Note each line of the listing that contains the string "Multer", and copy it.
%%
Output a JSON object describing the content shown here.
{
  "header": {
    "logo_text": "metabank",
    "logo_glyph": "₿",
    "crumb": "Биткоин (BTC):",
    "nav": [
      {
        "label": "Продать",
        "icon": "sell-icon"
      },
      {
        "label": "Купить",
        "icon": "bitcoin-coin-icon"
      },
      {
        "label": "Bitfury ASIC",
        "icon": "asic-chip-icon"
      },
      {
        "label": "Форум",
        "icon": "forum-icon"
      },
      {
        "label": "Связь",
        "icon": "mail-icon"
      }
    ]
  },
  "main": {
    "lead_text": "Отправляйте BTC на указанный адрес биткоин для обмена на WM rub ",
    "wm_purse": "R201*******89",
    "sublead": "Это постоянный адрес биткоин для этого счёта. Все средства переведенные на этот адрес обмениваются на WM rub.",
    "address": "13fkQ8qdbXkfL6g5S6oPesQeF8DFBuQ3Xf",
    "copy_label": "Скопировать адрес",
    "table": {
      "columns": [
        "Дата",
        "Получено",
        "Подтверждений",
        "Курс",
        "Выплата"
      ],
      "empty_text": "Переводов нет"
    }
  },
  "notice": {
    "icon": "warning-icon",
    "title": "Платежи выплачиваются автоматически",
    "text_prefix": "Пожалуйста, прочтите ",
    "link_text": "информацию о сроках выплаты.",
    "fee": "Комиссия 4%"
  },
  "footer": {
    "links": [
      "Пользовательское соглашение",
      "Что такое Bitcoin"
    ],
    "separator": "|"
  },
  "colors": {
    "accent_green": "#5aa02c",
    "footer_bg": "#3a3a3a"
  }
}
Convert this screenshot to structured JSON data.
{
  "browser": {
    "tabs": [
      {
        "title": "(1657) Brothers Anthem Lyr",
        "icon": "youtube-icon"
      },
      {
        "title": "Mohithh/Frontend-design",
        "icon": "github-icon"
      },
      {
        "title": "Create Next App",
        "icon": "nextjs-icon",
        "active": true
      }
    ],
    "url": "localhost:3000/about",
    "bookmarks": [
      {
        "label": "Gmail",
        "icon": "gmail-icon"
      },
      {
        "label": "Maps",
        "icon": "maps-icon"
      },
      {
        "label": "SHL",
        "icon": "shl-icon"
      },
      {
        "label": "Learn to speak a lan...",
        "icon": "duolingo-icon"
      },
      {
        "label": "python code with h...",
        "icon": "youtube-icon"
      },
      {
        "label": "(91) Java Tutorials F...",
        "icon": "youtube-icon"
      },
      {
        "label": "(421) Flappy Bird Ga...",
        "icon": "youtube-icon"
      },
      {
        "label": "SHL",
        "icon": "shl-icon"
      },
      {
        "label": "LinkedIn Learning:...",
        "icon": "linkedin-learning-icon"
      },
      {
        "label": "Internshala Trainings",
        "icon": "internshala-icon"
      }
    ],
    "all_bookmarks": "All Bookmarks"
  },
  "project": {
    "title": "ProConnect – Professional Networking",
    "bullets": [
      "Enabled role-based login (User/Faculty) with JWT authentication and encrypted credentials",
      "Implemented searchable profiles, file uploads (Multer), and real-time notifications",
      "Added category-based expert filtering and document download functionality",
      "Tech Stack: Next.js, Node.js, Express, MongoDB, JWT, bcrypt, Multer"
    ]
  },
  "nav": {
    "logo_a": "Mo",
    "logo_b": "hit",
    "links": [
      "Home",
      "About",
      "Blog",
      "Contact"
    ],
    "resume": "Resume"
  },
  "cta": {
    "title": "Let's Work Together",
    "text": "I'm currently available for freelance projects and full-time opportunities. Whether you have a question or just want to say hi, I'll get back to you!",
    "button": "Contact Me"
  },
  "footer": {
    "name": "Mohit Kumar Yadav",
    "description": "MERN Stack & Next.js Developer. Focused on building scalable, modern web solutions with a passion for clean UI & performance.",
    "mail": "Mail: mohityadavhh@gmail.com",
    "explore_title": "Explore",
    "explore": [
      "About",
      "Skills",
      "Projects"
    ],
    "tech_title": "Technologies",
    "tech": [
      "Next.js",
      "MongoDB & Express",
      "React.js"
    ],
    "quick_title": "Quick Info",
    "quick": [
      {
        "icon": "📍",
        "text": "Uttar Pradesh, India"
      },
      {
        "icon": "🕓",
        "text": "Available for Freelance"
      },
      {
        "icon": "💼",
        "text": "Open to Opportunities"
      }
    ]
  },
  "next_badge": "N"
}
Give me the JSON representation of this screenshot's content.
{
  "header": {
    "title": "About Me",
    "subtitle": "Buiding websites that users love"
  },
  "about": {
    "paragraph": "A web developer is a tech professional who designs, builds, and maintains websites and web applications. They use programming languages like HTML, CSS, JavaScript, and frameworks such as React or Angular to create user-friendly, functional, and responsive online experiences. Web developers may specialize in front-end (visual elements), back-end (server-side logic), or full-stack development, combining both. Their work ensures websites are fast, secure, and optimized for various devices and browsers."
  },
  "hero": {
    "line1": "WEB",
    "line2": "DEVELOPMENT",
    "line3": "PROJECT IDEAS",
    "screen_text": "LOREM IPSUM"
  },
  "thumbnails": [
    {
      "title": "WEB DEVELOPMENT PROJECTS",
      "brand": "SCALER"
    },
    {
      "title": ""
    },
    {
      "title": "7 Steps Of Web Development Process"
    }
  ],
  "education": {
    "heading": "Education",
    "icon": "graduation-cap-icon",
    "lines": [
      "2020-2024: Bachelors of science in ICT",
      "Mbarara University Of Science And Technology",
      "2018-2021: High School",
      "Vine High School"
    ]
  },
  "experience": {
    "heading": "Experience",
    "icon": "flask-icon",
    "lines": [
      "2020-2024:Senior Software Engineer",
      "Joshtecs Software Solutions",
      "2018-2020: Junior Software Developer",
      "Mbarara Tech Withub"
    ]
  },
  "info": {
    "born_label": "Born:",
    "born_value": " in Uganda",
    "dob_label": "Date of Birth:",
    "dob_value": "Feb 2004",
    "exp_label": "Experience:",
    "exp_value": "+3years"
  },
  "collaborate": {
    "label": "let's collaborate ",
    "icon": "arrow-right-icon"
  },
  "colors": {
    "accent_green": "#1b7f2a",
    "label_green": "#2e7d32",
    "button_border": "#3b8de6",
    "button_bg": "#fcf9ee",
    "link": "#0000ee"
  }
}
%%
Result of this exercise:
      "Implemented searchable profiles, file uploads (Multer), and real-time notifications",
      "Tech Stack: Next.js, Node.js, Express, MongoDB, JWT, bcrypt, Multer"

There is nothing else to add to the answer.